— Source data —
━━━━

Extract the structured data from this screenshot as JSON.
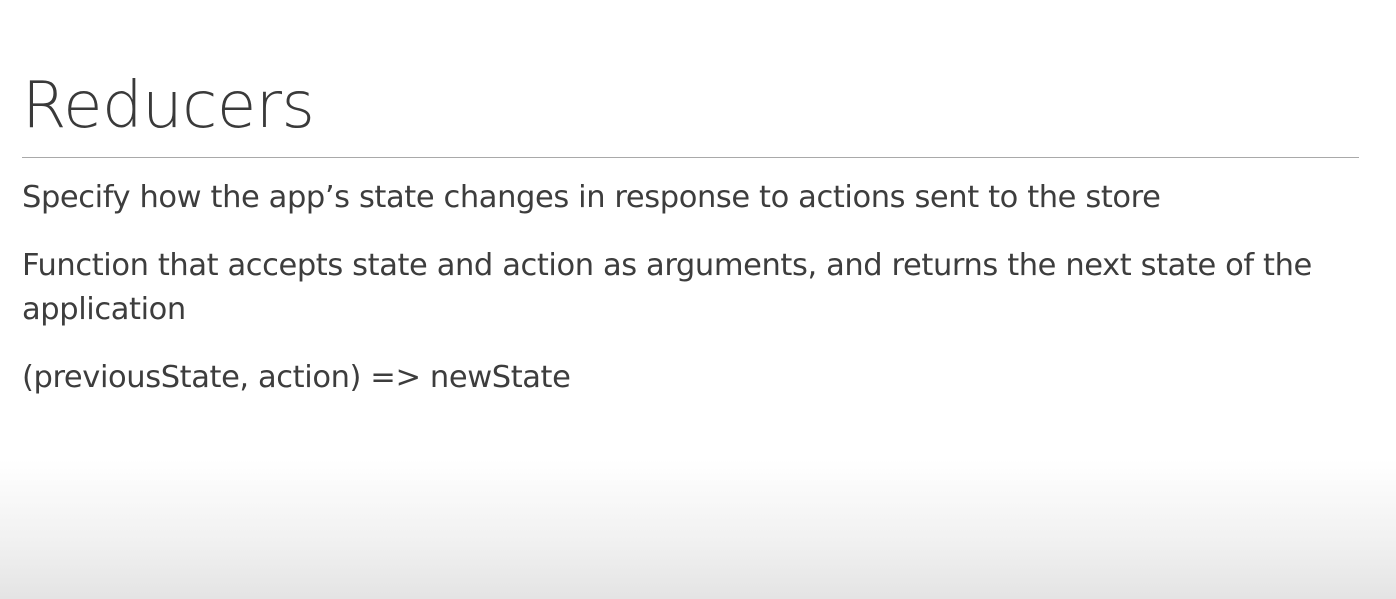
{
  "slide": {
    "title": "Reducers",
    "bullets": [
      "Specify how the app’s state changes in response to actions sent to the store",
      "Function that accepts state and action as arguments, and returns the next state of the application",
      "(previousState, action) => newState"
    ]
  }
}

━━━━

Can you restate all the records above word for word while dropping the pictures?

— Solution —
Extract the structured data from this screenshot as JSON.
{
  "slide": {
    "title": "Reducers",
    "bullets": [
      "Specify how the app’s state changes in response to actions sent to the store",
      "Function that accepts state and action as arguments, and returns the next state of the application",
      "(previousState, action) => newState"
    ]
  }
}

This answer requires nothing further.